By the time, I'd recovered my breath and wiped the hair out of my face, my purse was back in my hands and a nice young gentleman was helping me to my feet. Turns out, he'd heard my shout, had reached out a hand automatically and snagged my purse on its way by. The young thief had continued on his way without missing a beat.

I gave my benefactor a heartfelt hug of thanks and offered him a ride down to Main Street. "Actually, I'm going all the way to Riverdale, my Mom is in Macaulay there, so I could drop you anywhere between here and there. She's 98 years old, lived by herself until last year, now she's there. I'm taking her a cold potato sandwich, she likes a little snack at bedtime, so do I but I'd rather have a slice of cold pizza…"

I thought for a moment the young fellow was going to accept the ride but I guess he need the exercise because he closed the door rather abruptly and started downtown at a pretty good clip. As I drew abreast of him I rolled down the window and hollered, "Thanks again. Sure you don't want a ride? I could take you wherever…" But I was talking to thin air, he'd turned down a side street and was practically running and I continued on my way feeling pretty good about the whole affair.

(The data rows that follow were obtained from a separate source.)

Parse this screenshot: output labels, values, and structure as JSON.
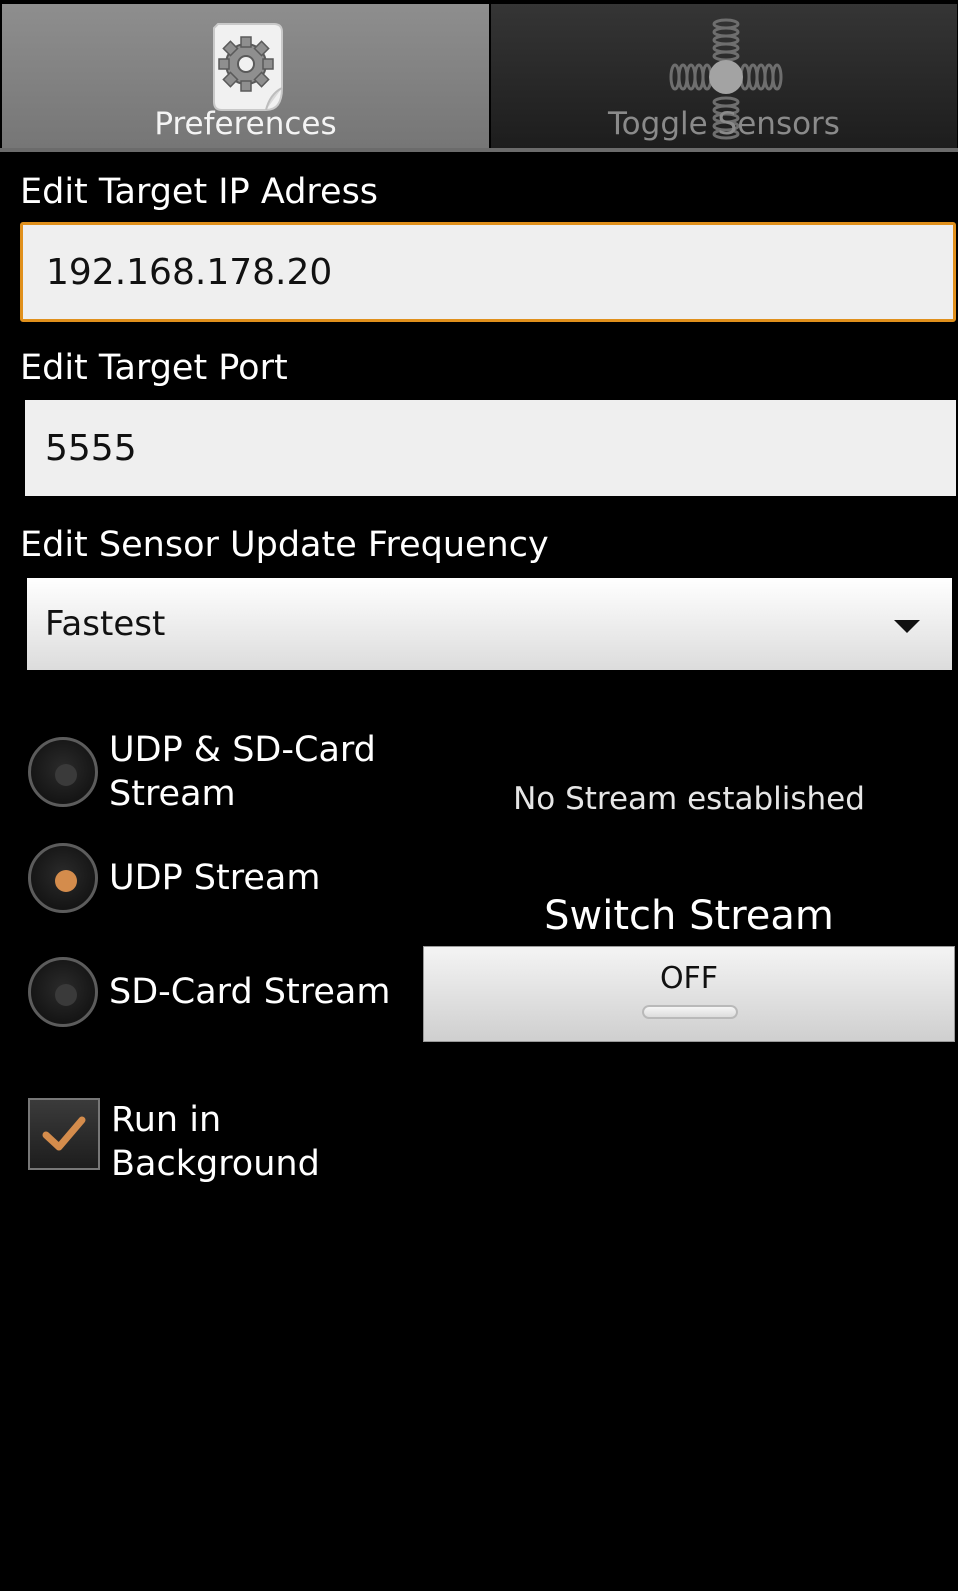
{
  "tabs": [
    {
      "label": "Preferences",
      "icon": "preferences-gear-icon",
      "selected": true
    },
    {
      "label": "Toggle Sensors",
      "icon": "sensors-springs-icon",
      "selected": false
    }
  ],
  "ip": {
    "label": "Edit Target IP Adress",
    "value": "192.168.178.20"
  },
  "port": {
    "label": "Edit Target Port",
    "value": "5555"
  },
  "frequency": {
    "label": "Edit Sensor Update Frequency",
    "selected": "Fastest"
  },
  "streams": [
    {
      "label": "UDP & SD-Card Stream",
      "checked": false
    },
    {
      "label": "UDP Stream",
      "checked": true
    },
    {
      "label": "SD-Card Stream",
      "checked": false
    }
  ],
  "status": "No Stream established",
  "switch": {
    "title": "Switch Stream",
    "state": "OFF"
  },
  "background": {
    "label": "Run in Background",
    "checked": true
  },
  "colors": {
    "accent": "#e0901c",
    "radio_checked": "#d48c4c"
  }
}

I'd had a little adventure. There was no harm done. And certainly, there was no need to worry the family about it. Especially Phil. He worries so loudly. And tends to use words like "dumb" and "irresponsible" and even "featherbrain." I hate when he uses "featherbrain." Even when I deserve it.

As to the deserving, last weekend, our daughter Jo and her two boys, Andrew and Ryan, came for supper and an evening of cards. Andrew turned immediately to the TV, which was already tuned to the requisite Hockey Night in Canada. Ten-year-old Ryan took the small rocking chair beside his grandfather, with whom he has closely bonded, the result of recent afternoon spent in each other's company, wherein, much to Ry's complete and utter delight, Phil chose to reveal the secrets of a misspent and rather dramatic youth.

After a word or two with Andrew with regards to Chris Joseph's latest performance, Phil glanced down at his younger grandson. "So," he asked, mano a mano, "how's your love life?" Ryan gave the question serious thought. "Not so good, " he finally admitted. "I know just what you mean," Phil commented soberly. "Mine's not so hot either."

Ry mulled that over for a moment and then turned to his mother who was following the conversation with some fascination. "Did you hear that, Mom? Just one more thing that Grampa and I have in common!"

< >Mmphm. Maybe Grampa should try wearing a kilt. And not calling names.

Print Preview


[Special Order Desk]
Great Deals
New Arrivals
Special Offers
Recover password
Contact us
Privacy statement
Terms & Conditions
Shipping Information
Special Orders Desk

Copyright © 2007 Yukonbooks.com